# [Available records]
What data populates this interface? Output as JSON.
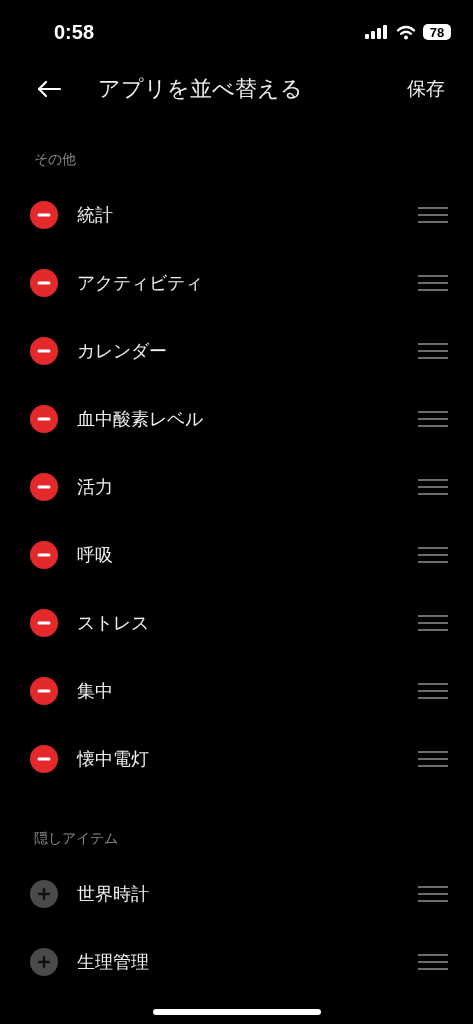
{
  "status_bar": {
    "time": "0:58",
    "battery": "78"
  },
  "header": {
    "title": "アプリを並べ替える",
    "save": "保存"
  },
  "sections": [
    {
      "title": "その他",
      "items": [
        {
          "label": "統計",
          "kind": "remove"
        },
        {
          "label": "アクティビティ",
          "kind": "remove"
        },
        {
          "label": "カレンダー",
          "kind": "remove"
        },
        {
          "label": "血中酸素レベル",
          "kind": "remove"
        },
        {
          "label": "活力",
          "kind": "remove"
        },
        {
          "label": "呼吸",
          "kind": "remove"
        },
        {
          "label": "ストレス",
          "kind": "remove"
        },
        {
          "label": "集中",
          "kind": "remove"
        },
        {
          "label": "懐中電灯",
          "kind": "remove"
        }
      ]
    },
    {
      "title": "隠しアイテム",
      "items": [
        {
          "label": "世界時計",
          "kind": "add"
        },
        {
          "label": "生理管理",
          "kind": "add"
        }
      ]
    }
  ]
}
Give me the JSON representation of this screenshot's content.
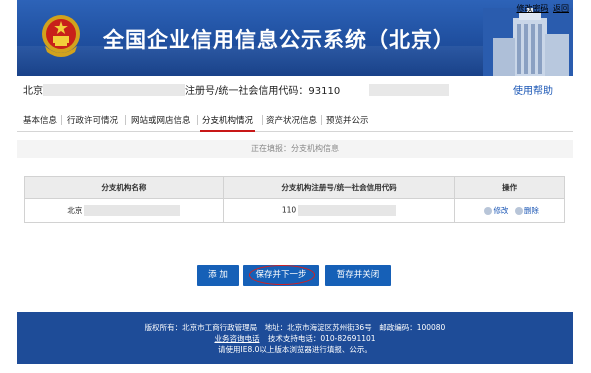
{
  "header": {
    "title": "全国企业信用信息公示系统（北京）",
    "links": [
      "修改密码",
      "返回"
    ]
  },
  "info": {
    "location": "北京",
    "reg_label": "注册号/统一社会信用代码：93110",
    "help": "使用帮助"
  },
  "tabs": [
    {
      "label": "基本信息"
    },
    {
      "label": "行政许可情况"
    },
    {
      "label": "网站或网店信息"
    },
    {
      "label": "分支机构情况",
      "active": true
    },
    {
      "label": "资产状况信息"
    },
    {
      "label": "预览并公示"
    }
  ],
  "status_text": "正在填报：分支机构信息",
  "table": {
    "headers": [
      "分支机构名称",
      "分支机构注册号/统一社会信用代码",
      "操作"
    ],
    "rows": [
      {
        "name": "北京",
        "reg": "110",
        "edit": "修改",
        "delete": "删除"
      }
    ]
  },
  "buttons": {
    "add": "添 加",
    "save_next": "保存并下一步",
    "save_close": "暂存并关闭"
  },
  "footer": {
    "line1": "版权所有：北京市工商行政管理局　地址：北京市海淀区苏州街36号　邮政编码：100080",
    "consult": "业务咨询电话",
    "tech": "技术支持电话：010-82691101",
    "line3": "请使用IE8.0以上版本浏览器进行填报、公示。"
  },
  "colors": {
    "header_blue": "#1f4f9f",
    "button_blue": "#1660b7",
    "active_tab_underline": "#c81818",
    "highlight_circle": "#d42020"
  }
}
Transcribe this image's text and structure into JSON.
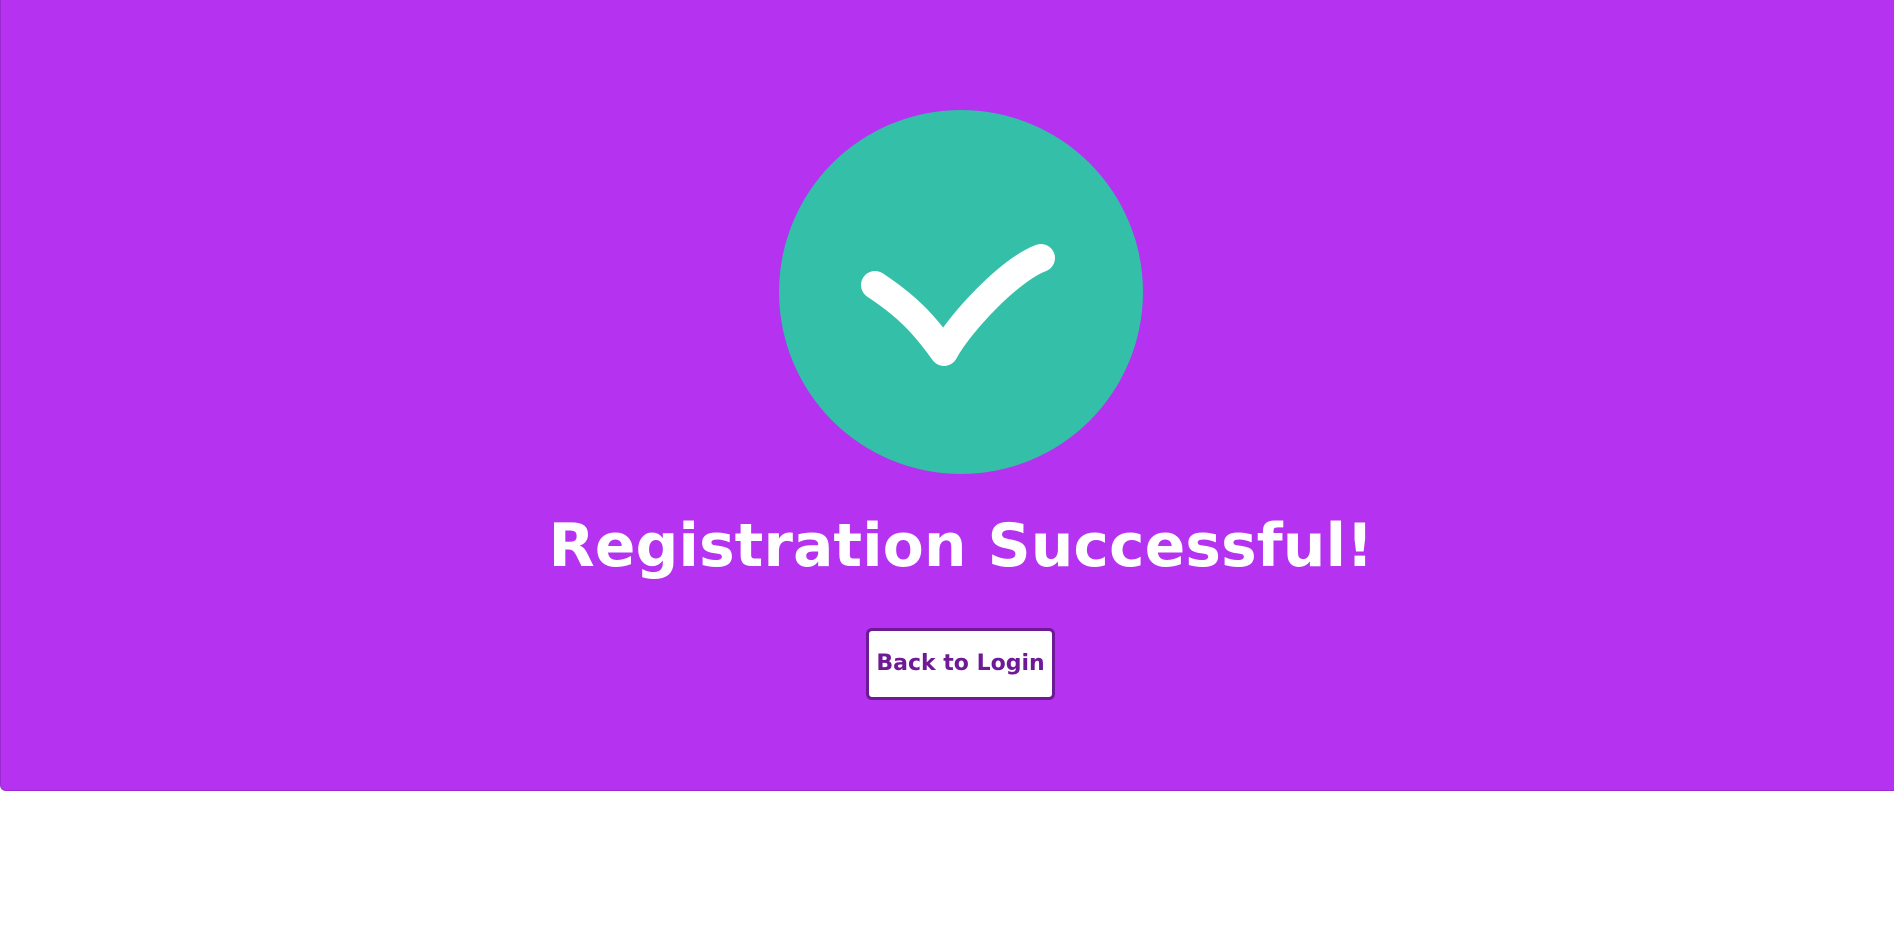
{
  "page": {
    "title": "Registration Successful!"
  },
  "actions": {
    "back_label": "Back to Login"
  },
  "icons": {
    "status": "checkmark-icon"
  },
  "colors": {
    "panel_background": "#b432f0",
    "success_circle": "#33bfa8",
    "button_text": "#6e1a96",
    "text": "#ffffff"
  }
}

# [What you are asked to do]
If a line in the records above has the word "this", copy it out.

# [Answer below]
What data populates this interface? Output as JSON.
Give me the JSON representation of this screenshot's content.
Transcribe this image's text and structure into JSON.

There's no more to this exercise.